As Blanchard sees it, theater in general — and perhaps particularly this type of localized storytelling — can provide a form of catharsis for the audience. Blanchard first became interested in theater of place after reading work by Jo Carson, who travelled to towns throughout the country, gathering stories from the local residents and then producing plays based on those stories. Blanchard later became a personal friend of Carson, and she witnessed how her work helped the towns she visited.
“Sometimes, the stories that you have to tell are not the really nice stories. Every town has some dark stuff going on,” Blanchard says. “Approach(ing) that through this vehicle of theater is very, very safe. Because eventually, the lights are going to come back on.”
To bolster the local theater scene, Kumu Kahua also serves as a sort of theatrical incubator for local playwrights, directors, designers and performers to hone their craft, offering classes and internships for anyone who is interested in various facets of a stage production. Joker director Wil Kahele, for instance, started as an assistant at Kumu Kahua before moving on to directing his own productions. Wong also will work directly with up-and-coming writers to help them flesh out or finessing their ideas, and he and Blanchard both teach acting classes at Kapolei Middle School and Pacific Buddhist Academy.
“(Hawaii) is so far removed from the rest of the country that it could be a very difficult landscape for our local playwrights to grow in,” Blanchard says.

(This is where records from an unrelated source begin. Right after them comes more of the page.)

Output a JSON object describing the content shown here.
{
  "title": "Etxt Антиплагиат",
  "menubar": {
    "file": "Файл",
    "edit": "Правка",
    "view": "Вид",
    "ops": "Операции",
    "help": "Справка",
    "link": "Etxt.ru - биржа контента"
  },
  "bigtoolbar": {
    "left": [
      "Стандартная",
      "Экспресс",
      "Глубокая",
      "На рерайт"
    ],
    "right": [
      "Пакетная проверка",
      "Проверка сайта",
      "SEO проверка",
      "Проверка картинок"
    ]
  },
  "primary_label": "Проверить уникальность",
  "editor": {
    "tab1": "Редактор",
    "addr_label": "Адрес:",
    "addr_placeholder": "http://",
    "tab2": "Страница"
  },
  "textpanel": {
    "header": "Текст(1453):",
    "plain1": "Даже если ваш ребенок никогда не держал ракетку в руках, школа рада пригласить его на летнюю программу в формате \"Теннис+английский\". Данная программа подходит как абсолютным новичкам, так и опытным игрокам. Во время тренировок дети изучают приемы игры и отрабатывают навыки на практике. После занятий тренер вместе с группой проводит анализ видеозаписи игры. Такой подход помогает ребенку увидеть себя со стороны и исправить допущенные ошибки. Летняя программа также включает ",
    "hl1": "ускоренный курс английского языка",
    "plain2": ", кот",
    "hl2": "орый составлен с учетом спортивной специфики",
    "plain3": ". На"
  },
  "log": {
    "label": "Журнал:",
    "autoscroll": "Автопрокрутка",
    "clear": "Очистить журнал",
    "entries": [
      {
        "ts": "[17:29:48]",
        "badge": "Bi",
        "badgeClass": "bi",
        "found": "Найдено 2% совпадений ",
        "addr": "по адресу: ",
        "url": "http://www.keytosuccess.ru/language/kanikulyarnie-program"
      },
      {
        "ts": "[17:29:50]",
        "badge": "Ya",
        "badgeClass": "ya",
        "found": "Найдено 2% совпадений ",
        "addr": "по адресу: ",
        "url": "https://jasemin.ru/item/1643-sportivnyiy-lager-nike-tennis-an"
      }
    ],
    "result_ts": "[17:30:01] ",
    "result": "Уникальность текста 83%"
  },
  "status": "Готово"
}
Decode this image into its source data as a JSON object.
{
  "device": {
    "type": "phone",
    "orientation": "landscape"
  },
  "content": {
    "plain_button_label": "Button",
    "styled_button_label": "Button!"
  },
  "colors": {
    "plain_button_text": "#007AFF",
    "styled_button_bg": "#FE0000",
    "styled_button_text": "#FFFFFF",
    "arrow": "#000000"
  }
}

Looking ahead, Blanchard and Wong hope that they can expand the theater’s reach — tour its shows on other islands and in other cities, and establish exchange programs with other theaters worldwide.
In addition to spreading theatrical skills with others, Blanchard says that this type of outreach also is about sharing Kumu Kahua’s works as a way to provide insight into what it’s like to live in Hawaii.
“I would like people to … learn about the experience of being here,” Blanchard says. “Honestly — and I know that this sounds a little crazy — but I think that understanding people’s stories is the key to world peace.”
For more information about Kumu Kahua Theatre, visit kumukahua.org.
MEET THE WRITER
Yilong Liu has been writing ever since he was a high schooler in China. First, he experimented with short stories, before moving into screenplays and playwriting.
A graduate of Beijing Normal University, Liu worked in radio and television before moving to Hawaii in 2012 to study playwriting at University of Hawaii at Manoa. He is set to graduate with a Master of Fine Arts degree this semester.
His play Joker, which is on stage now at Kumu Kahua Theatre, previously showed at UH and the New York International Fringe Festival — and earned him a Po‘okela Award for Original Script. His previous works also have ran at Honolulu Theatre for Youth.
“I’m always interested in Asian-American stories and LGBTQ stories — and that intersection,” explains Liu.
Part of his inspiration for Joker was a former roommate he had at UH — a man from the Philippines whose name was Joker. For whatever reason, Liu found, Joker tried to disassociate himself from Filipino culture.
“I found these characteristics so intriguing and full of story potential, so I started writing (Joker),” Liu says.
Liu recently was in New York for the Fringe Fest, but he returned to town last week for Joker’s opening night at Kumu Kahua Theatre.
“I am really, really excited about the run in Hawaii,” Liu adds.